While it took a lot (physically and mentally) to pull the last of the Black Russians out yesterday it had to be done. There were a couple of green tomatoes on the vine but on the whole the wilt plaguing the balcony had well and truly defoliated these guys. On the bright side, it finally means I get to pass detailed and anecdotal judgement on the Black Russians, hooray!!!!!!!!
Where to begin. Black Russians were the first of the non-red tomatoes to enter the balcony garden. I heard about them one day and in true inept balcony gardener fashion developed an immediate obsession. My Totally Lovely Melbourne Friend knew where to find some seedlings and drove me out to a nursery, wherein i purchased them as part of an heirloom tomato 4-pack. I then proceeded to crowd them into a pot where they remained and grew and fought for space like Mexican wrestlers.
Once these tangled overcrowded started their matrix of not-quite-harmony I began to worry - what if the closeness strangled them to the point of no fruit??? So next mission, procure another pot and another black russian tomato plant, surely then at least one should fruit. Again I didn't really size the pot correctly and this guy was always top heavy. But he did produce fruit, 26 of them to be precise.
And Mr friendly overcrowded black russian also fruited, though only about 16.
The green zebra also produced black Russians ... Ok so that doesn't really make sense, or does it. See when I saw that the green zebra might actually be nice I thought I might plant one or two more, and luckily one day by chance at the nusery I found two such willing green zebra seedlings. Oh how I was looking forward to harvesting three vines full of green zebras. But this is a post about black russians ... well it seems one of our green zebras was a little more black than green. Mislabelled, mishwatever, from early on I know he was different. No green stripes, larger fruit, something told me this was no green zebra. Indeed, it looked an awful lot like the black russian next to him. Low and behold when the fruit ripened into a mahogany/black I realised we had black russian number three in our midst.
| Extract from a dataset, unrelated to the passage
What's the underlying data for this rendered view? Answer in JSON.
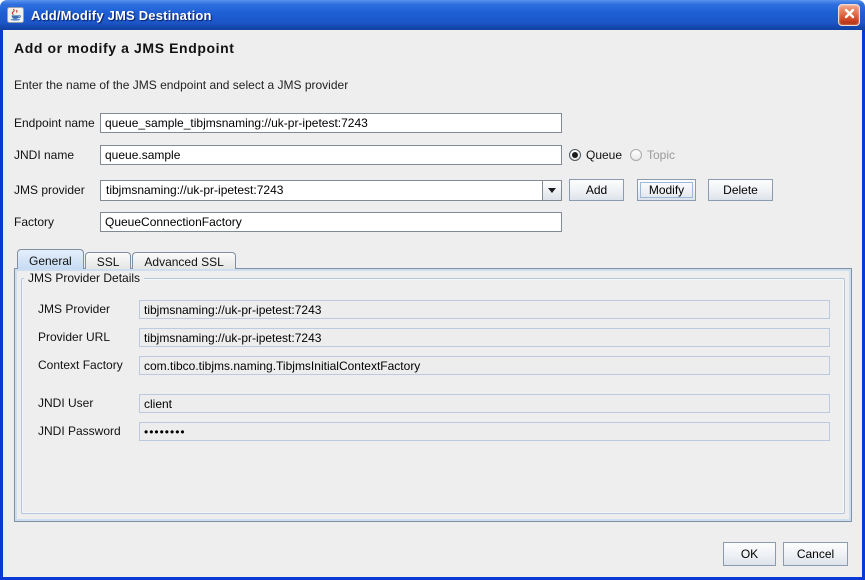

He fruited well and was the last man standing, only pulled down yesterday due to the wilt. He produced 24 fruits, all very tasty. So on the whole how did black russian fare? It was hardy and despite the wilt also pretty disease resistant. It got a bit of powdery mildew when grown in the back of the balcony where there was less air movement but on the whole was fine. No blossom end rot which was awesome. He grew very tall, way past the stakes and the stakes taped onto other stakes. I think the last one clocked in at over two metres. A bit hard for me to handle at 5 foot 2 and a half. If I pruned him it would keep him in check but I am a gardener with a soft spot for randomness, I am not a pruner and tend to let things run free (god forbid if I ever have children, they'll roam even freer). Once at this size he also needed to be tied up with rope to keep him from falling over in the wind.
The taste was lovely. We had a black russian/black russian night where we ate black russian based pasta sauce and drank black russians. Well ok we intended to drink black russians but given the accidental non purchase of both Kahlua and Vodka we settled for a nice red instead. It worked well though given the sporadic haul there wasn't a large amount of sauce and it was padded out with a few stray San Marzanos.
Uncooked they were tasty too - with a bit of oil and salt and pepper, basil and buffalo mozzarella. Also oven dried in wedges they were uniquely smokey and tasty.
Would I grow Mr Black Russian again? Without a doubt! Although this is a type available from the Vic Market in droves (albeit it at a rather exorbatent 15 to 25 dollars a kilo) as usual it tastes so much better when grown in the home garden. As I am planning to grow another darker tomato - purple cherokee - I doubt I will plant more than one black russian but if mislabelling happens again then it wont be the end of the world.